But Dyck defends the study’s definitions of fraud as relevant for investors and companies alike.

“I think these are material; they matter for investors and, therefore, they should matter for us because they affect our ability to raise capital at reasonable costs and to funnel money into the best investment opportunities,” he told CFO Brew. “We should all care about that.”

Serious business. Regulators appear to agree. In September 2022, the Justice Department unveiled a series of initiatives to deter corporate fraud, including incentivizing corporate cooperation and self-reporting of corporate crime.

SEC chair Gary Gensler has prioritized transparency and accountability, especially the implementation of long-delayed rules mandated by Dodd-Frank.

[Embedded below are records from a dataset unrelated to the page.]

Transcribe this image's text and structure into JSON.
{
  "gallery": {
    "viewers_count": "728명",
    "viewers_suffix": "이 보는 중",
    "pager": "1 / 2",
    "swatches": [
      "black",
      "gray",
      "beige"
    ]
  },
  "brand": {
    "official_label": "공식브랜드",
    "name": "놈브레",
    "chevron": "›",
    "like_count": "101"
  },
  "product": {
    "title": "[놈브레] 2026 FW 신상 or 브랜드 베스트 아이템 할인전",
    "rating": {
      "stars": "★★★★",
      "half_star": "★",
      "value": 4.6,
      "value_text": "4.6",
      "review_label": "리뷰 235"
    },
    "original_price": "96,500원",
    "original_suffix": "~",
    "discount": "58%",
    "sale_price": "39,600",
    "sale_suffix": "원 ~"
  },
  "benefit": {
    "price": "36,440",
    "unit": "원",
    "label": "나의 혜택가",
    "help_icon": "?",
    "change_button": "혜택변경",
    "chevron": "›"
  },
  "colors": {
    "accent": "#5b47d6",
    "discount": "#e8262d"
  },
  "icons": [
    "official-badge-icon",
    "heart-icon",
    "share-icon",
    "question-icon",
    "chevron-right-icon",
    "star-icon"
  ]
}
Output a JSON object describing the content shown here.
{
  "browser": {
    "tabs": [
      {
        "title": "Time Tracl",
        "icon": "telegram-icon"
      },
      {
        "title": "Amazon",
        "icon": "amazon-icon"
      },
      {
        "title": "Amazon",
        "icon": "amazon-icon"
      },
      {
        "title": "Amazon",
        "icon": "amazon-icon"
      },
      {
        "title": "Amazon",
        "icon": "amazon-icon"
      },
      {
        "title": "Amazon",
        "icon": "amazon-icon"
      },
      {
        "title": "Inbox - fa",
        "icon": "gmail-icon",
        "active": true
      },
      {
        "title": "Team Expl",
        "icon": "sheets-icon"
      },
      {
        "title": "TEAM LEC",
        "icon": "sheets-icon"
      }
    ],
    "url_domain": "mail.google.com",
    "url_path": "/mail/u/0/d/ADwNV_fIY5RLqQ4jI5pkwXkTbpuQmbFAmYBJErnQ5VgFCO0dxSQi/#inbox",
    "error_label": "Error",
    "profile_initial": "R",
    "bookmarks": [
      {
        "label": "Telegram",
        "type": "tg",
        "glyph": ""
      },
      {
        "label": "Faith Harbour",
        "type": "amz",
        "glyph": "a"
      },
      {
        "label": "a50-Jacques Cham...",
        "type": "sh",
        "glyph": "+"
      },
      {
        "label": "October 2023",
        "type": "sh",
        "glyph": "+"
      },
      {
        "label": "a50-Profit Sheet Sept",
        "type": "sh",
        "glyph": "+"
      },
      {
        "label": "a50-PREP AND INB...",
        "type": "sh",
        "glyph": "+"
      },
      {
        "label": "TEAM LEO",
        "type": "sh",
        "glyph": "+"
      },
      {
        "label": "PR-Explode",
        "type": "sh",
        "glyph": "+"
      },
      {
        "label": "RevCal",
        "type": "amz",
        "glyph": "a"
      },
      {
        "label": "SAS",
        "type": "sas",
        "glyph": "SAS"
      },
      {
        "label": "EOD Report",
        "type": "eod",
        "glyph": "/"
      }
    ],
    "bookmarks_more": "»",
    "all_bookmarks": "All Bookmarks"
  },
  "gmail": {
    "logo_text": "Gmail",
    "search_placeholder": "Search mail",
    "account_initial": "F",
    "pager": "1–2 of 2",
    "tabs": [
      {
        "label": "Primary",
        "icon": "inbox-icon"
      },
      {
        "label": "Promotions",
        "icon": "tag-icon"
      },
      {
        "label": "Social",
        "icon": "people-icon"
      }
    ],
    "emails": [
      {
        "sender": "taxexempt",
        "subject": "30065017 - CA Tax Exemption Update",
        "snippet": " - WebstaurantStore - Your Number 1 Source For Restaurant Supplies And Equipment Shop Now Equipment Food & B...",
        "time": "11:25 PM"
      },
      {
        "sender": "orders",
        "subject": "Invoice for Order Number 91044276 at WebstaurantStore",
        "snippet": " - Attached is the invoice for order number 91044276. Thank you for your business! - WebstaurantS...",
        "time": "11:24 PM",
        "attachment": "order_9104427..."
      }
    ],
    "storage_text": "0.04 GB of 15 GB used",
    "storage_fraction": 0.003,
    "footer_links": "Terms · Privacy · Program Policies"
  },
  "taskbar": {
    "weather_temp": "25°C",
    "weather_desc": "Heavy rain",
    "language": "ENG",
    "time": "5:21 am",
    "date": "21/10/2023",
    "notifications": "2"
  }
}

The SEC also finalized clawback rules last November that would seize pay of executives found responsible for financial misrepresentations and errors.

Even without government interventions, understanding the scope and pervasiveness of fraud enables businesses to make clearer decisions and allocate resources more effectively.

“Even if you don’t want any more regulation because you think regulation is in trouble, I still think you want to know the scope of the problem to think about how many internal resources you want to devote,” Dyck told CFO Brew. “It’s good to bring frauds to light more quickly, good to address [them] more quickly, rather than letting them fester.”—DA

News built for finance pros

CFO Brew helps finance pros navigate their roles with insights into risk management, compliance, and strategy through our newsletter, virtual events, and digital guides.